Please copy the material under this line exactly, keeping every line.

(The records Opens)

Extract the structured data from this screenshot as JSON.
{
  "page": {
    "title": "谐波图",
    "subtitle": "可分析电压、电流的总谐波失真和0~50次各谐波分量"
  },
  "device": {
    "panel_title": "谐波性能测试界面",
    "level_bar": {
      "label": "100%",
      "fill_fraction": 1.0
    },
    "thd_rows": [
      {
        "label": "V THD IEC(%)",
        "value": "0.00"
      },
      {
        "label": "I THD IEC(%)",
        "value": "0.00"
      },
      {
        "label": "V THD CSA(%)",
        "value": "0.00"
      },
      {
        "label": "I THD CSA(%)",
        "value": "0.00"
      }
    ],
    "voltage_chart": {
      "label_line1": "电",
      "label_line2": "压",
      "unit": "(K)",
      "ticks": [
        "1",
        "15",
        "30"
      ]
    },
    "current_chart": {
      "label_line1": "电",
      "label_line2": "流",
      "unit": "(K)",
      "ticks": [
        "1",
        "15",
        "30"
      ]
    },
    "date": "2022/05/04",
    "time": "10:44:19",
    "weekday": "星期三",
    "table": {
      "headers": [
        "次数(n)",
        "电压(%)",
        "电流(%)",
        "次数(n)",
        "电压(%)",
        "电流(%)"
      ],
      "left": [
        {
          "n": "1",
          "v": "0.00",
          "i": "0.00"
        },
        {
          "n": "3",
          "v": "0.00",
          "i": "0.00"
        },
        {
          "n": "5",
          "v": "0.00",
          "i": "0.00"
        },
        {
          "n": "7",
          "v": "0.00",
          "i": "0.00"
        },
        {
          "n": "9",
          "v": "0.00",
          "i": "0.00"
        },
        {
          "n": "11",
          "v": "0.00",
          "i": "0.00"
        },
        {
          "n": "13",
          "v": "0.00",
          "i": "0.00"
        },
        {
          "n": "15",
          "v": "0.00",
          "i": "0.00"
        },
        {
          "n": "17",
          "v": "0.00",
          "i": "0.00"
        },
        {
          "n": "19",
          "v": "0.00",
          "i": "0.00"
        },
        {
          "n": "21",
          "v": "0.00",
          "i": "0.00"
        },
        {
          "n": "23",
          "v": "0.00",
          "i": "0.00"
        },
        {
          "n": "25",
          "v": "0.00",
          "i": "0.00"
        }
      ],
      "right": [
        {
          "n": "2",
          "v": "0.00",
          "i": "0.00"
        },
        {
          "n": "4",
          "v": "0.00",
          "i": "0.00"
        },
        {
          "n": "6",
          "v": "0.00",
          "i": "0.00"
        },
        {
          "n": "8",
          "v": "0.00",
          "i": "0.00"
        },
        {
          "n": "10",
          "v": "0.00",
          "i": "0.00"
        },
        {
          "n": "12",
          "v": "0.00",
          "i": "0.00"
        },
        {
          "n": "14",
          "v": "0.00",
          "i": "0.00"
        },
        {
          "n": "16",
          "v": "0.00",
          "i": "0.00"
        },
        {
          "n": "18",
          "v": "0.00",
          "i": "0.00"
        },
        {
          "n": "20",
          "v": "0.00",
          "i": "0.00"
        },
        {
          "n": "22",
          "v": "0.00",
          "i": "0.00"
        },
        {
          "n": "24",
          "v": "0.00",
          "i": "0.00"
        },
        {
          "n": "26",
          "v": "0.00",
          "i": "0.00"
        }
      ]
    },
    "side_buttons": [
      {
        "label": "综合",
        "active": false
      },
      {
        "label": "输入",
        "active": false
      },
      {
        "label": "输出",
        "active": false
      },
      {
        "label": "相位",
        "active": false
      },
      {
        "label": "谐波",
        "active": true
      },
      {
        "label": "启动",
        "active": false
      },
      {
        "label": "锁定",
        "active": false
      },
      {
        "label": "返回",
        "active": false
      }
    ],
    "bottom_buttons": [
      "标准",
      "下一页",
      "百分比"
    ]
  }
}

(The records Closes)

### [Answer space]
Extract the structured data from this screenshot as JSON.
{
  "page": {
    "title": "谐波图",
    "subtitle": "可分析电压、电流的总谐波失真和0~50次各谐波分量"
  },
  "device": {
    "panel_title": "谐波性能测试界面",
    "level_bar": {
      "label": "100%",
      "fill_fraction": 1.0
    },
    "thd_rows": [
      {
        "label": "V THD IEC(%)",
        "value": "0.00"
      },
      {
        "label": "I THD IEC(%)",
        "value": "0.00"
      },
      {
        "label": "V THD CSA(%)",
        "value": "0.00"
      },
      {
        "label": "I THD CSA(%)",
        "value": "0.00"
      }
    ],
    "voltage_chart": {
      "label_line1": "电",
      "label_line2": "压",
      "unit": "(K)",
      "ticks": [
        "1",
        "15",
        "30"
      ]
    },
    "current_chart": {
      "label_line1": "电",
      "label_line2": "流",
      "unit": "(K)",
      "ticks": [
        "1",
        "15",
        "30"
      ]
    },
    "date": "2022/05/04",
    "time": "10:44:19",
    "weekday": "星期三",
    "table": {
      "headers": [
        "次数(n)",
        "电压(%)",
        "电流(%)",
        "次数(n)",
        "电压(%)",
        "电流(%)"
      ],
      "left": [
        {
          "n": "1",
          "v": "0.00",
          "i": "0.00"
        },
        {
          "n": "3",
          "v": "0.00",
          "i": "0.00"
        },
        {
          "n": "5",
          "v": "0.00",
          "i": "0.00"
        },
        {
          "n": "7",
          "v": "0.00",
          "i": "0.00"
        },
        {
          "n": "9",
          "v": "0.00",
          "i": "0.00"
        },
        {
          "n": "11",
          "v": "0.00",
          "i": "0.00"
        },
        {
          "n": "13",
          "v": "0.00",
          "i": "0.00"
        },
        {
          "n": "15",
          "v": "0.00",
          "i": "0.00"
        },
        {
          "n": "17",
          "v": "0.00",
          "i": "0.00"
        },
        {
          "n": "19",
          "v": "0.00",
          "i": "0.00"
        },
        {
          "n": "21",
          "v": "0.00",
          "i": "0.00"
        },
        {
          "n": "23",
          "v": "0.00",
          "i": "0.00"
        },
        {
          "n": "25",
          "v": "0.00",
          "i": "0.00"
        }
      ],
      "right": [
        {
          "n": "2",
          "v": "0.00",
          "i": "0.00"
        },
        {
          "n": "4",
          "v": "0.00",
          "i": "0.00"
        },
        {
          "n": "6",
          "v": "0.00",
          "i": "0.00"
        },
        {
          "n": "8",
          "v": "0.00",
          "i": "0.00"
        },
        {
          "n": "10",
          "v": "0.00",
          "i": "0.00"
        },
        {
          "n": "12",
          "v": "0.00",
          "i": "0.00"
        },
        {
          "n": "14",
          "v": "0.00",
          "i": "0.00"
        },
        {
          "n": "16",
          "v": "0.00",
          "i": "0.00"
        },
        {
          "n": "18",
          "v": "0.00",
          "i": "0.00"
        },
        {
          "n": "20",
          "v": "0.00",
          "i": "0.00"
        },
        {
          "n": "22",
          "v": "0.00",
          "i": "0.00"
        },
        {
          "n": "24",
          "v": "0.00",
          "i": "0.00"
        },
        {
          "n": "26",
          "v": "0.00",
          "i": "0.00"
        }
      ]
    },
    "side_buttons": [
      {
        "label": "综合",
        "active": false
      },
      {
        "label": "输入",
        "active": false
      },
      {
        "label": "输出",
        "active": false
      },
      {
        "label": "相位",
        "active": false
      },
      {
        "label": "谐波",
        "active": true
      },
      {
        "label": "启动",
        "active": false
      },
      {
        "label": "锁定",
        "active": false
      },
      {
        "label": "返回",
        "active": false
      }
    ],
    "bottom_buttons": [
      "标准",
      "下一页",
      "百分比"
    ]
  }
}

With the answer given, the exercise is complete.